The observation of dyslexics having more difficulty hearing what is being said across a noisy crowded room than non dyslexics was the basis for the development of experiments to determine if poor noise filtration may be an aspect of dyslexia. The results indicate that very well be the case. It doesn't take a great leap to speculate that a higher sensitivity to sound noise may be causing language development problems leading to dyslexia from a young age. Hard to quantify but certainly possible is that modern life is more sound polluted than the past. Some have proposed that some dyslexic students may benefit from using headphones to hear their teachers voice broadcasted to eliminate classroom noise and having a quiet place to study.
Other experiments have investigated dyslexics and non-dyslexics and their ability to perform visual tasks with increasing visual noise by using electronic snow on computer screens. Many dyslexics show a higher sensitivity to the visual snow than the non-dyslexics.
While sound noise is generally external, I believe visual noise is caused by autofluorescent proteins in the eye that can change a photon of visual information into a photon of visual noise by changing the original path. By filtering out the different wavelengths associated with the autofluorescent proteins the visual noise is extinguished. Because the locations of the protein are fixed in individual eyes the individual visual dyslexic usually has a constant specific visual problem that can be described and eliminated.

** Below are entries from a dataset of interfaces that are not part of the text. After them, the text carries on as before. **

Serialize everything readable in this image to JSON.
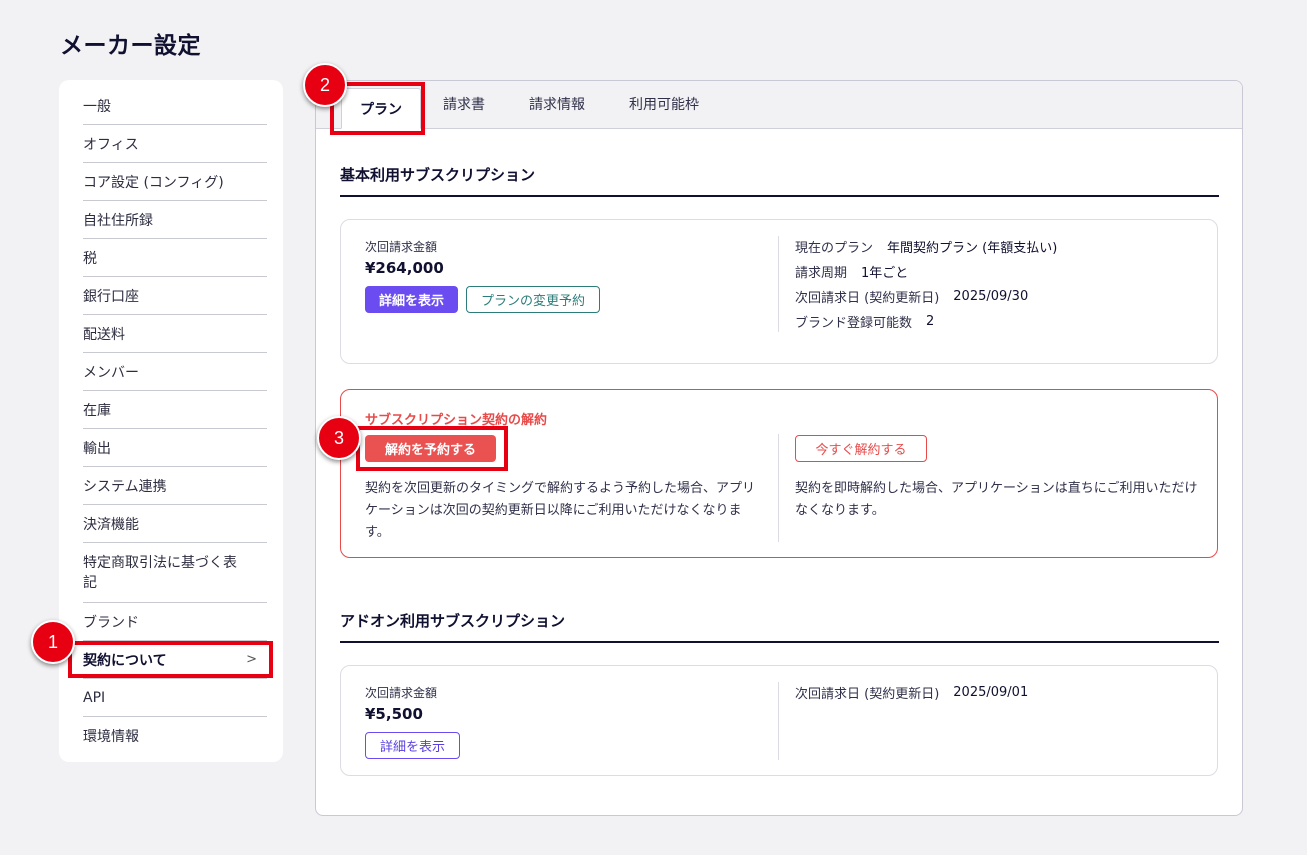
{
  "page_title": "メーカー設定",
  "sidebar": {
    "items": [
      {
        "label": "一般"
      },
      {
        "label": "オフィス"
      },
      {
        "label": "コア設定 (コンフィグ)"
      },
      {
        "label": "自社住所録"
      },
      {
        "label": "税"
      },
      {
        "label": "銀行口座"
      },
      {
        "label": "配送料"
      },
      {
        "label": "メンバー"
      },
      {
        "label": "在庫"
      },
      {
        "label": "輸出"
      },
      {
        "label": "システム連携"
      },
      {
        "label": "決済機能"
      },
      {
        "label": "特定商取引法に基づく表記"
      },
      {
        "label": "ブランド"
      },
      {
        "label": "契約について"
      },
      {
        "label": "API"
      },
      {
        "label": "環境情報"
      }
    ],
    "chevron": ">"
  },
  "tabs": [
    {
      "label": "プラン"
    },
    {
      "label": "請求書"
    },
    {
      "label": "請求情報"
    },
    {
      "label": "利用可能枠"
    }
  ],
  "basic": {
    "title": "基本利用サブスクリプション",
    "next_amount_label": "次回請求金額",
    "next_amount": "¥264,000",
    "details_button": "詳細を表示",
    "change_button": "プランの変更予約",
    "info": [
      {
        "k": "現在のプラン",
        "v": "年間契約プラン (年額支払い)"
      },
      {
        "k": "請求周期",
        "v": "1年ごと"
      },
      {
        "k": "次回請求日 (契約更新日)",
        "v": "2025/09/30"
      },
      {
        "k": "ブランド登録可能数",
        "v": "2"
      }
    ]
  },
  "cancel": {
    "title": "サブスクリプション契約の解約",
    "reserve_button": "解約を予約する",
    "reserve_desc": "契約を次回更新のタイミングで解約するよう予約した場合、アプリケーションは次回の契約更新日以降にご利用いただけなくなります。",
    "now_button": "今すぐ解約する",
    "now_desc": "契約を即時解約した場合、アプリケーションは直ちにご利用いただけなくなります。"
  },
  "addon": {
    "title": "アドオン利用サブスクリプション",
    "next_amount_label": "次回請求金額",
    "next_amount": "¥5,500",
    "details_button": "詳細を表示",
    "info": [
      {
        "k": "次回請求日 (契約更新日)",
        "v": "2025/09/01"
      }
    ]
  },
  "annotations": {
    "badge1": "1",
    "badge2": "2",
    "badge3": "3",
    "color": "#e60012"
  }
}
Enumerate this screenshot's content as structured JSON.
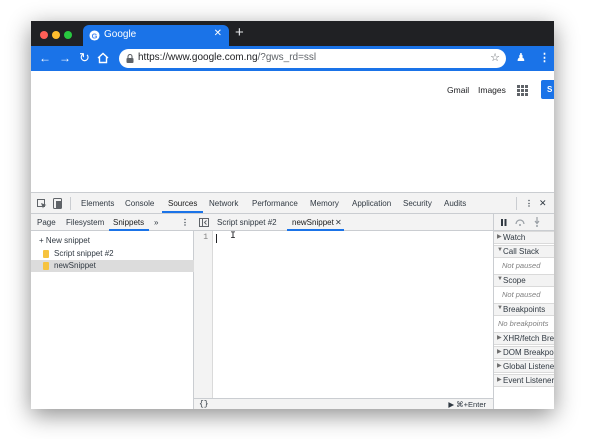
{
  "browser": {
    "tab_title": "Google",
    "url_host": "https://www.google.com.ng",
    "url_rest": "/?gws_rd=ssl",
    "close_glyph": "✕",
    "new_tab_glyph": "+",
    "colors": {
      "tabbar": "#202124",
      "toolbar": "#1a73e8",
      "close": "#ff5f57",
      "minimize": "#febc2e",
      "maximize": "#28c840"
    }
  },
  "page": {
    "links": [
      "Gmail",
      "Images"
    ],
    "signin_label": "S"
  },
  "devtools": {
    "panels": [
      "Elements",
      "Console",
      "Sources",
      "Network",
      "Performance",
      "Memory",
      "Application",
      "Security",
      "Audits"
    ],
    "active_panel": "Sources",
    "navigator_tabs": [
      "Page",
      "Filesystem",
      "Snippets"
    ],
    "active_navigator_tab": "Snippets",
    "more_glyph": "»",
    "new_snippet_label": "+ New snippet",
    "snippets": [
      {
        "name": "Script snippet #2",
        "selected": false
      },
      {
        "name": "newSnippet",
        "selected": true
      }
    ],
    "editor_tabs": [
      {
        "name": "Script snippet #2",
        "active": false
      },
      {
        "name": "newSnippet",
        "active": true
      }
    ],
    "line_number": "1",
    "format_label": "{}",
    "run_label": "▶ ⌘+Enter",
    "debugger_sections": [
      {
        "title": "Watch",
        "expanded": false,
        "placeholder": ""
      },
      {
        "title": "Call Stack",
        "expanded": true,
        "placeholder": "Not paused"
      },
      {
        "title": "Scope",
        "expanded": true,
        "placeholder": "Not paused"
      },
      {
        "title": "Breakpoints",
        "expanded": true,
        "placeholder": "No breakpoints"
      },
      {
        "title": "XHR/fetch Breakpoints",
        "expanded": false,
        "placeholder": ""
      },
      {
        "title": "DOM Breakpoints",
        "expanded": false,
        "placeholder": ""
      },
      {
        "title": "Global Listeners",
        "expanded": false,
        "placeholder": ""
      },
      {
        "title": "Event Listener Breakpoints",
        "expanded": false,
        "placeholder": ""
      }
    ]
  }
}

I sell See Right Dyslexia Glasses that remove described visual problems for dyslexics. Only a minority of dyslexics have visual processing problems that are predominate. The dyslexics that can describe a visual problem that makes reading difficult can have that problem removed by these dyslexia glasses. They have a money back guarantee and require no personal evaluation. More information about these glasses is available at www.dyslexiaglasses.com .